# Data excerpts

_ _ _

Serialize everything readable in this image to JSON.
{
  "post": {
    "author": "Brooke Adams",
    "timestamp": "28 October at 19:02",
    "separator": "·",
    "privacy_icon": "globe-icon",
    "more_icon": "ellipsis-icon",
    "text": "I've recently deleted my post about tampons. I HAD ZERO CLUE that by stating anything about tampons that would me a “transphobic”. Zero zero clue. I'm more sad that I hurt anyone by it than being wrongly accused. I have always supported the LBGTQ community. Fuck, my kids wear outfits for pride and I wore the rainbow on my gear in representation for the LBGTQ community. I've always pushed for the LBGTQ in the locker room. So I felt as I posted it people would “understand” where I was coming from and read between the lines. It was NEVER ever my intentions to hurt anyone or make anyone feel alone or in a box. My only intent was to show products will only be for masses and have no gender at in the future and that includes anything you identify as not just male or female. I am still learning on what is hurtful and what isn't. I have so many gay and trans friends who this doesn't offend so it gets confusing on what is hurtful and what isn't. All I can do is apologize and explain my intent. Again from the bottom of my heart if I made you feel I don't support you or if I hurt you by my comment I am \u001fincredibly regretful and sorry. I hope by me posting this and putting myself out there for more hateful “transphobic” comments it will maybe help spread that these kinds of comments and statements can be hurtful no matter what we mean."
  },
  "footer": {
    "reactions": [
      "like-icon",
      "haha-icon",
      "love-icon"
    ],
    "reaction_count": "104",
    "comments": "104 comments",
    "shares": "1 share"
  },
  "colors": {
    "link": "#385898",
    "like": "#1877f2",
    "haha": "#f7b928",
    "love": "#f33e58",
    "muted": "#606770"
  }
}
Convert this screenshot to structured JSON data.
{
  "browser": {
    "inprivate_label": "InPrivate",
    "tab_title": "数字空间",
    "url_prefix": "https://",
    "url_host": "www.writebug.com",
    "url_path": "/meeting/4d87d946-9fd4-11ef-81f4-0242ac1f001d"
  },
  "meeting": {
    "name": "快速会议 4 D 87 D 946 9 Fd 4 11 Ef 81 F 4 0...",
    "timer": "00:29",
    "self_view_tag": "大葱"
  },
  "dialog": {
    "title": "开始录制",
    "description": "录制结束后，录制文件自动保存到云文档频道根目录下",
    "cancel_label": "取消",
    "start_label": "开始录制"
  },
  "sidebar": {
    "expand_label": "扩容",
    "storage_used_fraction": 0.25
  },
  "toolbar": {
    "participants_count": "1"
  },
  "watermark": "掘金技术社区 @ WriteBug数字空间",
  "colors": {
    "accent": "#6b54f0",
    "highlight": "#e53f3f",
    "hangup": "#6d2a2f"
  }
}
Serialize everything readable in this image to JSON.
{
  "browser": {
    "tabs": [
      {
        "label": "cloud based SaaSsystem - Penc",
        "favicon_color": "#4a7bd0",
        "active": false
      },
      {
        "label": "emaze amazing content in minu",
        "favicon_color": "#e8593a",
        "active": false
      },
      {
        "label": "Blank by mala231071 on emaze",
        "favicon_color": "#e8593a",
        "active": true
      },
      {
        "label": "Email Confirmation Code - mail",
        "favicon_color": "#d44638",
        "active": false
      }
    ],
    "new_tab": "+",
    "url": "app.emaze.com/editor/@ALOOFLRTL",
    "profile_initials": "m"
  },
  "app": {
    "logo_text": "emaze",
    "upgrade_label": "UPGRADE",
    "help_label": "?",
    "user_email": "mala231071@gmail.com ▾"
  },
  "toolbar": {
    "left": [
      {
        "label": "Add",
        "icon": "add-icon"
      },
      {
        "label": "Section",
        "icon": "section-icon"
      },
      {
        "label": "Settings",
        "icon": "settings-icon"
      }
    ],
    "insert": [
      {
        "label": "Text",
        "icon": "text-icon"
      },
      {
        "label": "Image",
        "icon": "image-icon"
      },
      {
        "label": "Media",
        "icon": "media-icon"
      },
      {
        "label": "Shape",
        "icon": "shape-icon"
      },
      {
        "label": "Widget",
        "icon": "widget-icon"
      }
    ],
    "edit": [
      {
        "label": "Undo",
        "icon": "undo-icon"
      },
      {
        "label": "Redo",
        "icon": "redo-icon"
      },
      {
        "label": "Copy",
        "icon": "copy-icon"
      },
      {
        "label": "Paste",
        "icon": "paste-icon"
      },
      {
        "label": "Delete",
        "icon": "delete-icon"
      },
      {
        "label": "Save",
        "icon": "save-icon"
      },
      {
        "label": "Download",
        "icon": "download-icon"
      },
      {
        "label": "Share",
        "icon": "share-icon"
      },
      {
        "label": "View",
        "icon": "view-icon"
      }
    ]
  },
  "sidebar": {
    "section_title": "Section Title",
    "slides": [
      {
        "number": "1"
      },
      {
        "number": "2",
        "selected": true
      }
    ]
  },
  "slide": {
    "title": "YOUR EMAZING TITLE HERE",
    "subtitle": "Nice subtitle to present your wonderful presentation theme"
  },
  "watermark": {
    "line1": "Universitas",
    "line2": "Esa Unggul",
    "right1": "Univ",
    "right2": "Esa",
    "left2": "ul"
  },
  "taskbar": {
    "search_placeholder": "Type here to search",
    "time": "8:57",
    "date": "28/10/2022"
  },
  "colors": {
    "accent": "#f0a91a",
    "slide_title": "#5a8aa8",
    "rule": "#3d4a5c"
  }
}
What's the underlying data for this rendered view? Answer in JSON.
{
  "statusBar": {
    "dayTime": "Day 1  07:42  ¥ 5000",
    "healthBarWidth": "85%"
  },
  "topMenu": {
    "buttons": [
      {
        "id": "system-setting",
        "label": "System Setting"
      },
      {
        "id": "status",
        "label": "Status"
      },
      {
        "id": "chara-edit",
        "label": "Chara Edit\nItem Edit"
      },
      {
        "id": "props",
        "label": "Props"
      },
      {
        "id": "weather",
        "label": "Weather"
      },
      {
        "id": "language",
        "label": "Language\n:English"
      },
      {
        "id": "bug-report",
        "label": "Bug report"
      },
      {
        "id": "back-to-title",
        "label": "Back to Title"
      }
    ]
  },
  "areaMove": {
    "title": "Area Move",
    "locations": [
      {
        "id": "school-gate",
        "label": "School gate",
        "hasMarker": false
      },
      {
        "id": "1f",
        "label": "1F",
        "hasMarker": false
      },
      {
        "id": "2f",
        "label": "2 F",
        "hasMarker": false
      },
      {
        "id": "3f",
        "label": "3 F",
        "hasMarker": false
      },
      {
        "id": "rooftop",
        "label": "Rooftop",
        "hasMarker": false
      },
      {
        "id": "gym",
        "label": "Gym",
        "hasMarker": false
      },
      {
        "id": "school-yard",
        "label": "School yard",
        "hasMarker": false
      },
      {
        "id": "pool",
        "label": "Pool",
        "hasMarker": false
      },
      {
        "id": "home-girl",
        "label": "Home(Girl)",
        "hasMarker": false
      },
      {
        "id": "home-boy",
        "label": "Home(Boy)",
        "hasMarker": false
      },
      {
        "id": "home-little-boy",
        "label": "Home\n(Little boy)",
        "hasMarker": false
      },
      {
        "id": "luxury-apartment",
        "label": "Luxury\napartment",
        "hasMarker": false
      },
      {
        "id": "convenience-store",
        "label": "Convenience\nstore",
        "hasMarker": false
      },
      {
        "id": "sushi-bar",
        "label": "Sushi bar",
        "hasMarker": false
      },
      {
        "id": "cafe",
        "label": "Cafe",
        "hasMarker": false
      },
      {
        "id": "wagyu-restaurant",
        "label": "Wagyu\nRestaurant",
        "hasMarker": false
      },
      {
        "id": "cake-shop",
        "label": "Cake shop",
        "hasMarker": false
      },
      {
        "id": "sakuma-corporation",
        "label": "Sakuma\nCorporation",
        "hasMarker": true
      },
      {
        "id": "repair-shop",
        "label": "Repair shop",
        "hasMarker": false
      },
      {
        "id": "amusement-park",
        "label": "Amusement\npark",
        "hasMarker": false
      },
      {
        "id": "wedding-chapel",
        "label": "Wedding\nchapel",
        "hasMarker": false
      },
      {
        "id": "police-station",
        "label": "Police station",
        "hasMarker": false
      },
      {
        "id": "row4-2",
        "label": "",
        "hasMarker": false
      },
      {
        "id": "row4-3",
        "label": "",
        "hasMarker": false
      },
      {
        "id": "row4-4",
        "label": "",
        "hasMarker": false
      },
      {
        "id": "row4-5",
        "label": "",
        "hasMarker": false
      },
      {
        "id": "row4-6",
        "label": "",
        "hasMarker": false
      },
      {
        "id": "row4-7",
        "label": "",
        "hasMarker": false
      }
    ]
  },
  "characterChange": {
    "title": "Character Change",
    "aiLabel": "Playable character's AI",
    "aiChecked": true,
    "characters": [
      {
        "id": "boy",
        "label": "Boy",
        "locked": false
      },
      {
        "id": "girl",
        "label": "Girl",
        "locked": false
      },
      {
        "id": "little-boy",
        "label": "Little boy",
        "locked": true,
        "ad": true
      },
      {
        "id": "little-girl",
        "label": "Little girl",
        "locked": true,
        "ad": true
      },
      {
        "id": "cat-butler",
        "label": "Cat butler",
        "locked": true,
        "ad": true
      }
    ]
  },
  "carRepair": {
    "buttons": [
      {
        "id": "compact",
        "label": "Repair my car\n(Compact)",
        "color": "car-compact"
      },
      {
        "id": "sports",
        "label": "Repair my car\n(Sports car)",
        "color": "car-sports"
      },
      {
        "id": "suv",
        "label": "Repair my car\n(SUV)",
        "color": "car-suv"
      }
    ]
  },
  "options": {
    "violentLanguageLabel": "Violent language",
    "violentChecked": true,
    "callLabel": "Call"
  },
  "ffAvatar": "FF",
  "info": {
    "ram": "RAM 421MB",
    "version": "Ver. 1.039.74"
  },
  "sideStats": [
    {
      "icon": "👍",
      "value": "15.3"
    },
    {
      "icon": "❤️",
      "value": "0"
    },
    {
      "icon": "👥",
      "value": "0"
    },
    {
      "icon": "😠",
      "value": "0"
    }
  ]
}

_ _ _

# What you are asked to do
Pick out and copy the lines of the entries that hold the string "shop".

# Answer for this exercise
        "id": "cake-shop",
        "label": "Cake shop",
        "id": "repair-shop",
        "label": "Repair shop",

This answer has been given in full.